|Autumn in Pennsylvania is beautiful. Jerusalem School Road lined on both sides by corn stalks about to be harvested -- September 26, 2015|
Pennsylvania in the Fall is absolutely beautiful. The foliage hasn't begun to turn yet but harvest season is in full swing. The air is crisp and the breeze is comfortably cool. My favorite time of year. It felt great to be out on the bike today after such a long week...not having any real destination in mind. After meandering through a few neighborhoods in Emigsville I ended up in the miniature community of Glades, PA. Talk about small town, rural Pennsylvania!
|Talk about a small town...as far as I can tell this is the only public building in Glades, PA -- September 26, 2015|
Descending towards the Codorus Creek from Glades I passes a few old stone walls, stone buildings, and a really cool looking mill pond. Sometimes I wish I could glimpse back in time to see what the area looked like one or two hundred years ago.
|Gravel Road between Saginaw, PA and Mount Wolf, PA -- September 26, 2015|
Climbing back towards Manchester I survived the amazing foul smell of the East Manchester Waste Water Treatment Plant. Just how long CAN someone hold their breathe while cycling! A right turn onto Jerusalem School Road put me back onto some country roads. The fresh air was welcome! By now I had decided that I was going to head down towards Codorus Furnace and then home through Saginaw.
I've mentioned the furnace a few other times in past blogs. It was built by William Bennett in 1765 and eventually purchased in 1771 by James Smith, York County resident and signer of the Declaration of Independence. Codorus Furnace is one of the best preserved iron furnaces in Pennsylvania and is the oldest remaining landmark of the iron industry in York County.
|Rode to Codorus Furnace today -- September 26, 2015|
|Large pieces of iron ore and salamander (residue left in the bottom of the furnace) line the entrance to Codorus Furnace preventing cars from driving too close -- September 26, 2015|
|Visible on the hill behind the furnace stack are the remains of the structures that helped service the furnace -- September 26, 2015|

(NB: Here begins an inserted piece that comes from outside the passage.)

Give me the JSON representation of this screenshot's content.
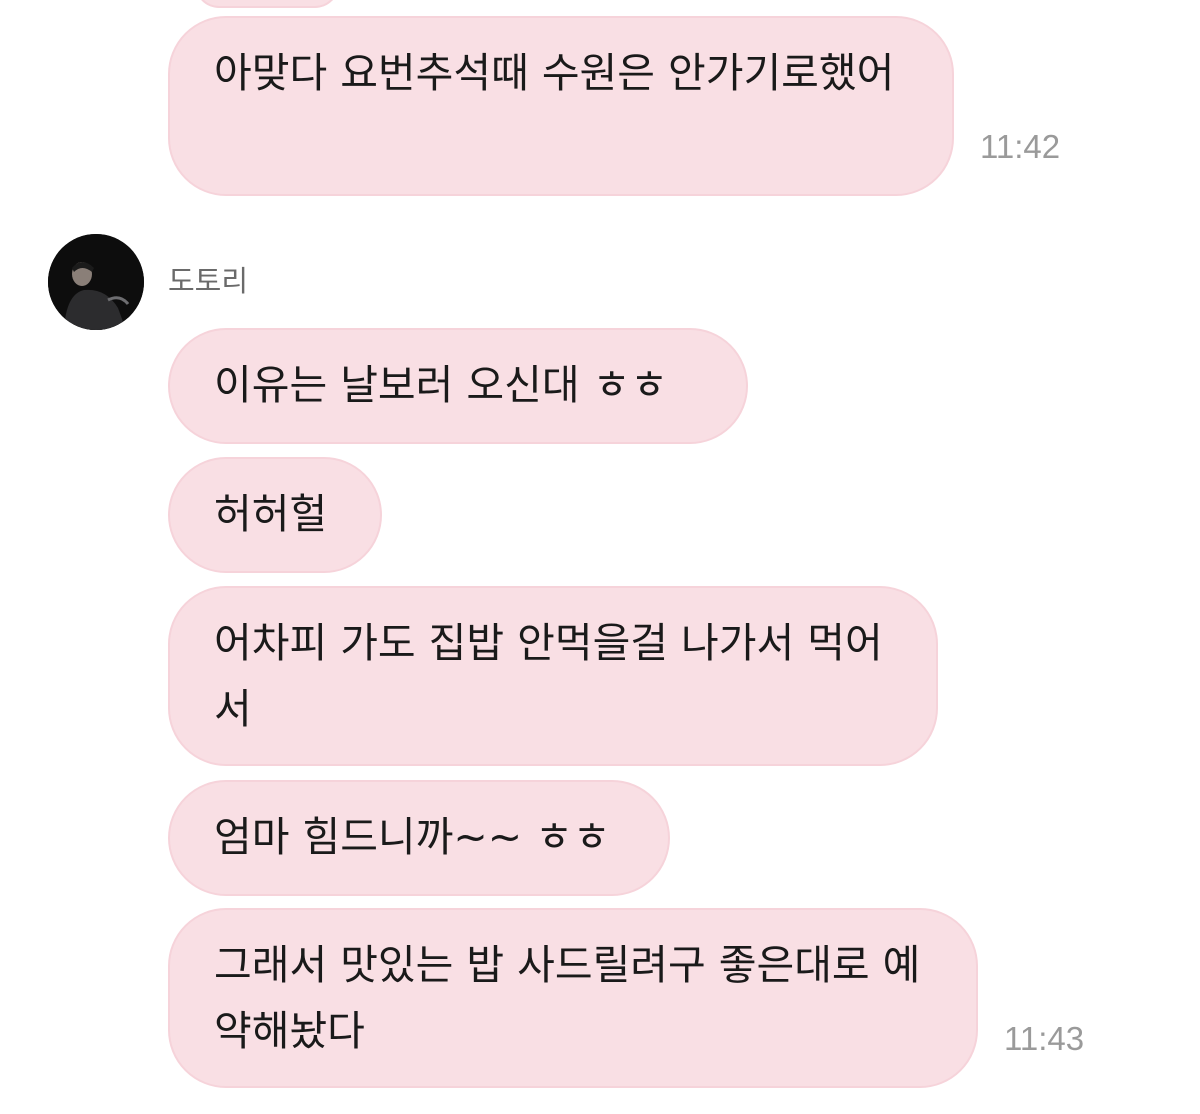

From the furnace I passed through Saginaw and then headed towards Gravel Road. Just recently tarred and chipped I've been avoiding gravel road all summer. Mainly because I hate pulling tar and gravel off of my bike. I figured it would be okay today. Heading up the hill I noticed all the walnuts that had fallen form the trees to the road surface. My mind went straight back to growing up on South Juliana Street in Bedford, PA. As a kid we had a walnut tree right in front of the house. My my brother and I (along with the neighborhood friends Robbie, Beau, and those that I can't remember) would pick up the walnuts and either crack them open to eat them...or throw them across the street to see who had the best arm. Usually they were thrown...and we were in trouble.
Riding through Mount Wolf, and then Manchester, I came to Main Street. Sitting right on Main Street in Manchester is a brick building that serves today as a Chiropractic office. What a lot of locals don't know is that the building, constructed in 1816, was once a tavern that hosted the Marquis de Lafayette on his 1825 and 1826 tour of the United States. I think that's pretty cool.
|Today the brick building in Manchester is a chiropractic center. In the 19th century it was a tavern that hosted the Marquis de Lafayette--September 26, 2015|
To the best of my knowledge there isn't a historical marker on the building. I only found this out when a pickup truck accidentally drove into the building and the local newspaper, the York Daily Record, reported on it.
Only two miles from home my mind turned to the steak I have marinating, the ice cream in the freezer, and the Pirates //Cubs game. Time to go home to eat and Raise the Jolly Roger! #raiseit
David A. Raymond -- September 26, 2015